          Oh yeah, this is coming from an evolutionist viewpoint (same as Kaufmann) and kind of leads into agent-based simulation, and the persistent question of whether there really is a macro.

  6. marris says:

    Rowe’s post is excellent.

    @Tel Does it really matter whether we use a more complicated “market dynamics” model? Of course we _could_ define a “demand surface” with a time dimension. Or a demand curve stochastic process.

    Rowe’s point is that people would need to be “idiots” to blindly act out the model, no matter how complex. They would more likely to incorporate it into their plans, and try to do better than the model suggests. I think *that* is the point of Rowe’s interest rate example.

    The Hayek stuff is very interesting. Thanks for the link.

    • Tel says:

      Look, I’m not advocating overly complex models, I fully understand they are a PITA to work with and don’t seem to deliver significantly better predictive power than tossing straws. I’m not in any way disagreeing with Rowe’s thesis here. Yes, I get it, that the model is not equivalent to reality. I understand that the map is not the territory, the finger pointing at the moon, everything Zen, yadda, yadda.

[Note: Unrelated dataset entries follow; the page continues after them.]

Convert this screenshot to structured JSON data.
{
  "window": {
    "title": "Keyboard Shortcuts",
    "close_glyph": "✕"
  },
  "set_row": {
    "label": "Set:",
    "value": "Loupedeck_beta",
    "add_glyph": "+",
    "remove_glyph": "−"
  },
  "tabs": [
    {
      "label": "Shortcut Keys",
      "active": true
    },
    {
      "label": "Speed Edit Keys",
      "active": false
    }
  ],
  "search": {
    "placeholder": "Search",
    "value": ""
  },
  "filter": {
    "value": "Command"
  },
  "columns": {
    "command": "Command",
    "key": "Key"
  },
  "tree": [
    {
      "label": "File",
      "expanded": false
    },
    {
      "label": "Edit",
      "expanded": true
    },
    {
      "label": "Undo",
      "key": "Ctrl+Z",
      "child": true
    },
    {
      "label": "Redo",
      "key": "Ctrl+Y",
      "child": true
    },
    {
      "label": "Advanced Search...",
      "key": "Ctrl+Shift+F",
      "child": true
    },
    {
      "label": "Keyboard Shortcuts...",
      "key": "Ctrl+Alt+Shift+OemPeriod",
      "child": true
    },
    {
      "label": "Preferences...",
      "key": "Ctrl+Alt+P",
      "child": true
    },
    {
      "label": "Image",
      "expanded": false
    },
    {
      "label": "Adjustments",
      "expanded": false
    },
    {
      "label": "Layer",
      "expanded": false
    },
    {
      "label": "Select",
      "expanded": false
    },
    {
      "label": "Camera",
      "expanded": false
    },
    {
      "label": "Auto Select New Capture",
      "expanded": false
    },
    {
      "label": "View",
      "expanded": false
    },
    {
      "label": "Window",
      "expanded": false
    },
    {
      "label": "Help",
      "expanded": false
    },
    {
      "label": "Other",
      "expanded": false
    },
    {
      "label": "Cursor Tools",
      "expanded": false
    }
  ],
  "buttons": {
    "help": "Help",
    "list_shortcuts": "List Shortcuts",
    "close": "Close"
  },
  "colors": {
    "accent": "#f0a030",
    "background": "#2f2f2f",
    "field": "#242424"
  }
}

      All I’m saying is that other non-Austrian schools have also realized this and are taking genuine steps to search for a way forward. They may not find anything useful, but making models is fundamental to the human way of thinking about the world. Thus, when Rowe goes a step further and says:

      The only people who talk about the process of getting from the first point to the second point are: teachers of Economics 1000; Austrian economists.

      What he is saying is that the other schools of economics are stuck in the timeless paradigm of classical economics. It ain’t true, they also “get it” that the model is not the territory, they recognize the weakness in their models, and they are making an effort to do something with that. It may well be also true that their efforts are ultimately doomed… but that’s another story. I’ll go back to quote Barkley Rosser talking in 2009 about Hayek:

      Another argument stressed by Koppl, but by few other Austrians, involves the idea of computational limits to knowledge, implying bounds to rationality and the need for policy makers to be humble and proceed with caution. This idea links to ideas of computational complexity, and Koppl (2008, 2009), along with Koppl and Rosser (2002) see this ultimately inspired by his work on psychology (Hayek, 1952, pp. 185-190), and expressed again strongly in his essay on complex phenomena (1964). The mind operates as a rule-following classifier system. However, as such it is subject to the laws of logic, and among those laws are the theorems of Kurt Gödel that imply incompleteness of logical systems. This incompleteness is deeply tied to self-referencing by systems, and Hayek in particular cited the diagonal proof method to argue that the mind cannot know itself, which can be extended to the idea that no agent or model of the economy can fully know the economy (Koppl and Rosser, 2002). This then provides a computational foundation for bounds on rationality.

      J. Barkley Rosser, Jr. is not your average Keynesian by any means, but as I linked above, the New-Keynesians are exploring similar territory in their own way. It’s unfair to dismiss their efforts as if they are not even trying. They may be wrong, it may be hopeless, but you can’t just wave hands and make them go away, you have to actually deal with why their approach is wrong.